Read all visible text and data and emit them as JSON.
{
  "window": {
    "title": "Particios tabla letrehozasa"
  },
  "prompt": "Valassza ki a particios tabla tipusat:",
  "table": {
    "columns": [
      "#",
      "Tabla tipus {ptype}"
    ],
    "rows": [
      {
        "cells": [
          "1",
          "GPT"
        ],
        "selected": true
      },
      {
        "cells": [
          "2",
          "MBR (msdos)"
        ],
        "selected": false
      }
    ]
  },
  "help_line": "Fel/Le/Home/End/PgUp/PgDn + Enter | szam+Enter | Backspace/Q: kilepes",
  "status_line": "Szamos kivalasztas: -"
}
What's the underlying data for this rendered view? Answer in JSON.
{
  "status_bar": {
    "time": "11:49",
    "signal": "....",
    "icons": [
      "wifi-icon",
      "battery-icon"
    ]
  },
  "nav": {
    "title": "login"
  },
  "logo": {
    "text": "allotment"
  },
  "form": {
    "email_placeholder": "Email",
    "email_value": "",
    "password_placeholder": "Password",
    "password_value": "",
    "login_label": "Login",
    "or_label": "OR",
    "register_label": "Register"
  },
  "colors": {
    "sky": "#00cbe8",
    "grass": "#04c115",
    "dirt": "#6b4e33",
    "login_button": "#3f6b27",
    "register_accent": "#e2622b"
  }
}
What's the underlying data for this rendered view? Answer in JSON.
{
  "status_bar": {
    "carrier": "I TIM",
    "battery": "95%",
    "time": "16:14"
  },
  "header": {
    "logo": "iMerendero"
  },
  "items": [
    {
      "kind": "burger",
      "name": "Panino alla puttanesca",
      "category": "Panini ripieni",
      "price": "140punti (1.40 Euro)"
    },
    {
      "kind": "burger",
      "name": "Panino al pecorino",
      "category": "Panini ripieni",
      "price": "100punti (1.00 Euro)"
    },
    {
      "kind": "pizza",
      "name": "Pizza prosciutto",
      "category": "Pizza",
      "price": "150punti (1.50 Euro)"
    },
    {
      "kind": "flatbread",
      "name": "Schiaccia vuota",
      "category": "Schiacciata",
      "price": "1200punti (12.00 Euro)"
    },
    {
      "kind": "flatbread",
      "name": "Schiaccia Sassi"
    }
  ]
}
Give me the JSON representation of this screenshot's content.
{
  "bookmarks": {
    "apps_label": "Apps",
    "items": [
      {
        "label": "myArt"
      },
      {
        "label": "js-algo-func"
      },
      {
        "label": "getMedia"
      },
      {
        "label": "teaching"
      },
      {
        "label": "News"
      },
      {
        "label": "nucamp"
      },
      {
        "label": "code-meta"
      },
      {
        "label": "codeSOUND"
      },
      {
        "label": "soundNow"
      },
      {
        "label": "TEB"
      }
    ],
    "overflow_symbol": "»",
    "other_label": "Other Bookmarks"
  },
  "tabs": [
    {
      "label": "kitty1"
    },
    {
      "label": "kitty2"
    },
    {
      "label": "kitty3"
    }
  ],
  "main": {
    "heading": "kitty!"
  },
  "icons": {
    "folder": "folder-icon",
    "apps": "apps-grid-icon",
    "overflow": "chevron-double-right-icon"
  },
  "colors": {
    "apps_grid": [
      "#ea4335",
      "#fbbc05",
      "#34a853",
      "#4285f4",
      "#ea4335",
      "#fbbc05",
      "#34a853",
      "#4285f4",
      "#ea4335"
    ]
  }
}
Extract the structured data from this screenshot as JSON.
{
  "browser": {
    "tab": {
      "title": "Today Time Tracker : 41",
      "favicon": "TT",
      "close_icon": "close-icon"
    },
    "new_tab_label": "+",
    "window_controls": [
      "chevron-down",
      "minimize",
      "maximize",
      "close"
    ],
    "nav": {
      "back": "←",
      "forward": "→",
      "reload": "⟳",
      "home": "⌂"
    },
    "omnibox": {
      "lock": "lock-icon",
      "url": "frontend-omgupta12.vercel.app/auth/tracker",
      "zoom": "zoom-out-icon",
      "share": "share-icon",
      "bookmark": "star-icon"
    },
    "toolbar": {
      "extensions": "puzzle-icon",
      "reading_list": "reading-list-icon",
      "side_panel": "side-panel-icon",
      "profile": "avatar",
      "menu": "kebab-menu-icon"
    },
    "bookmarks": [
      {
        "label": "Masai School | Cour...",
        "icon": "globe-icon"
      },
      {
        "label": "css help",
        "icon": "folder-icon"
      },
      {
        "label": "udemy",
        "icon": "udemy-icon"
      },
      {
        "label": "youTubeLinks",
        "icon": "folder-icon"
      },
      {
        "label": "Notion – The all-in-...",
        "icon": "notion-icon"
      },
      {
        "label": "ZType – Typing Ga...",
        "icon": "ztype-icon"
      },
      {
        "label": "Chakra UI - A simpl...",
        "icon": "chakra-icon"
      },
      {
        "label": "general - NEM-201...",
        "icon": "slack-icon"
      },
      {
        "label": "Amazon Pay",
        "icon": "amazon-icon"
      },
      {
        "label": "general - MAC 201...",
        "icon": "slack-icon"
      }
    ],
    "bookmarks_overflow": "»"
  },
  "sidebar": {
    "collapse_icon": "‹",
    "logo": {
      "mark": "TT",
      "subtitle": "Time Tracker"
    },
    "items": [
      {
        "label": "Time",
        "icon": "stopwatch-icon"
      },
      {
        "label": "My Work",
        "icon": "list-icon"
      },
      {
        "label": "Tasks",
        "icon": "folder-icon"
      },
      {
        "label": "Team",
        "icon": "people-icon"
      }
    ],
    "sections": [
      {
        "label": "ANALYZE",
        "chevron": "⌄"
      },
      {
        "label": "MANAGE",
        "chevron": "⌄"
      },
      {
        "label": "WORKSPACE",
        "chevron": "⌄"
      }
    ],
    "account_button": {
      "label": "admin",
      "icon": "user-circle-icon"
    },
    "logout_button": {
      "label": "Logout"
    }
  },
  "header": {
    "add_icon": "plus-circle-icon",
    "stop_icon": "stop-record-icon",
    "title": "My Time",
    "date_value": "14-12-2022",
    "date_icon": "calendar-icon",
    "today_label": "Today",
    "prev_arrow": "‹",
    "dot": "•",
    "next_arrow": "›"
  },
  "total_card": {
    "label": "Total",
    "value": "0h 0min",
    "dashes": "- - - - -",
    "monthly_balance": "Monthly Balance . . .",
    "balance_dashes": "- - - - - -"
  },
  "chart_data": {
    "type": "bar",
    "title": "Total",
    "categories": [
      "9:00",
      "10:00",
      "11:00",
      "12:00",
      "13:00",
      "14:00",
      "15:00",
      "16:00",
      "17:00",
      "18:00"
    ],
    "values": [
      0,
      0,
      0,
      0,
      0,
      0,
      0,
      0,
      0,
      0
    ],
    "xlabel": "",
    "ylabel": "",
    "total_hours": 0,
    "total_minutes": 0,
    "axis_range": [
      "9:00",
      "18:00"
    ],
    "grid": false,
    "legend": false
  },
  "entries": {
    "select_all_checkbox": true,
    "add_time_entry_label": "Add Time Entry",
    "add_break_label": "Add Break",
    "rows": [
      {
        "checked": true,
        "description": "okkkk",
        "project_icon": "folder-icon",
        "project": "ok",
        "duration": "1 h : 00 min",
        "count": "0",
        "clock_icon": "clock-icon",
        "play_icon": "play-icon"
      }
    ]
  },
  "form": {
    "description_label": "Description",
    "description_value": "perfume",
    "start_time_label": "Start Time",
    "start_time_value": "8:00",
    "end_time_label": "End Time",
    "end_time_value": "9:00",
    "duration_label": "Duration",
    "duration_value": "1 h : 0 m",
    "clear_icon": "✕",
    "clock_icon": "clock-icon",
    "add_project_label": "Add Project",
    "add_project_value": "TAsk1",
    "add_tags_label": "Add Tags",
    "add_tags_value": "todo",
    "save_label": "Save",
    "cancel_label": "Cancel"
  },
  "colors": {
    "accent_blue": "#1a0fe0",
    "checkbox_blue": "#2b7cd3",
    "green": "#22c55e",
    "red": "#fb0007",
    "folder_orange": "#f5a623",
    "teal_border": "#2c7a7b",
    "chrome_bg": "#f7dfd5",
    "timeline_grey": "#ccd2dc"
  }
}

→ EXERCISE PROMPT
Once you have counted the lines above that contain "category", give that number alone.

→ EXPECTED ANSWER
4